EXERCISE BRIEF >> Show each line in the listing below that contains the word "JSON".

◆ ◆ ◆ ◆

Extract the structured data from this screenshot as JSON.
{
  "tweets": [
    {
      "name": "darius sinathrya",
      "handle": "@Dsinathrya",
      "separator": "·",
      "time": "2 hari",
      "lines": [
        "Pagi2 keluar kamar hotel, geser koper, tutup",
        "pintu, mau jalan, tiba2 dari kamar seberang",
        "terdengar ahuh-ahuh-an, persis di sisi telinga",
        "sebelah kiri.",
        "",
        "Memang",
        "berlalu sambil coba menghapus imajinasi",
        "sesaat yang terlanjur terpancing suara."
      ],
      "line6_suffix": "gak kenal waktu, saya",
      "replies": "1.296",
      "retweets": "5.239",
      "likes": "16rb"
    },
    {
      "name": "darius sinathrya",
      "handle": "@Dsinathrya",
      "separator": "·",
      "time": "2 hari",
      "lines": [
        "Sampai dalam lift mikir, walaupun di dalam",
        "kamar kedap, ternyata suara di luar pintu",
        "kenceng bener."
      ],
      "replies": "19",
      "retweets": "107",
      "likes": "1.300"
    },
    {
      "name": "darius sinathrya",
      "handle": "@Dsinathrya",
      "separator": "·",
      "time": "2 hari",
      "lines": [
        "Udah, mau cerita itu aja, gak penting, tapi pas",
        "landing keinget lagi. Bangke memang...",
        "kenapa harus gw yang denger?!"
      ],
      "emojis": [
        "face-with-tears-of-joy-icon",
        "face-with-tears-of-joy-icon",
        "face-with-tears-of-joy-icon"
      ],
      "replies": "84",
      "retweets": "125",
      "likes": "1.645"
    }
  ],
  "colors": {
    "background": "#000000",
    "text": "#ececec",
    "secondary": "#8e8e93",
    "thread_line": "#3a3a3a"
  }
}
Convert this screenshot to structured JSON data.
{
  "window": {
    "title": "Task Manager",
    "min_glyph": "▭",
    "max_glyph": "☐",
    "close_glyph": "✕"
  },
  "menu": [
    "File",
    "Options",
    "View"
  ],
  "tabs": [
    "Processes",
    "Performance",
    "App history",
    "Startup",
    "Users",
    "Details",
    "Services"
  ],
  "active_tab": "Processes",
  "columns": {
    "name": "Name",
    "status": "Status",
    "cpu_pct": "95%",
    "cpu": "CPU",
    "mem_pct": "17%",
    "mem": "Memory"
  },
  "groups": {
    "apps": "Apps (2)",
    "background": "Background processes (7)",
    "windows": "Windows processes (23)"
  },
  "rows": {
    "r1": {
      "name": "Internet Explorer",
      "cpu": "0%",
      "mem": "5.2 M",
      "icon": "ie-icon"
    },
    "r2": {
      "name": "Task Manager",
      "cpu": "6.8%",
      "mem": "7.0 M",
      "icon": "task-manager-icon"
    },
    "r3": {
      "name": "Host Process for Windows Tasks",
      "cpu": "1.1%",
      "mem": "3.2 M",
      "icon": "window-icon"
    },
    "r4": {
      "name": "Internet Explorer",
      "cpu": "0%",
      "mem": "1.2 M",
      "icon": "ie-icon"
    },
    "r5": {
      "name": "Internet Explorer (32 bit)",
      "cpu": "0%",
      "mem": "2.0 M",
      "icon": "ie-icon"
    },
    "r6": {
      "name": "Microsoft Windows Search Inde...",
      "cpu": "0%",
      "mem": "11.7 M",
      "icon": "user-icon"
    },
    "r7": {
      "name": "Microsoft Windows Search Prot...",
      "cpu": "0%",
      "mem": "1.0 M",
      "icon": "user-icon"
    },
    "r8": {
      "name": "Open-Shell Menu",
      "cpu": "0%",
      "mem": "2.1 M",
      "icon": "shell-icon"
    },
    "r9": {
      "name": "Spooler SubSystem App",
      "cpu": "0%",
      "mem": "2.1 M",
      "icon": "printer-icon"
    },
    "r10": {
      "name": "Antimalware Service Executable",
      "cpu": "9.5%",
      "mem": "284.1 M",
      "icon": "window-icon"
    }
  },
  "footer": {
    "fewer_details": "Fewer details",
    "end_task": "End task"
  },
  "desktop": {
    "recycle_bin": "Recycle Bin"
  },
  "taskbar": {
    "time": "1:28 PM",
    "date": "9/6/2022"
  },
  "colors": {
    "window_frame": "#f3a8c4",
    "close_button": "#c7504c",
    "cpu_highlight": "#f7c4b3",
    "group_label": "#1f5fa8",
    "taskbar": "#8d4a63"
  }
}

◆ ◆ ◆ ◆

SOLUTION TO THIS PROBLEM >>
Extract the structured data from this screenshot as JSON.
Convert this screenshot to structured JSON data.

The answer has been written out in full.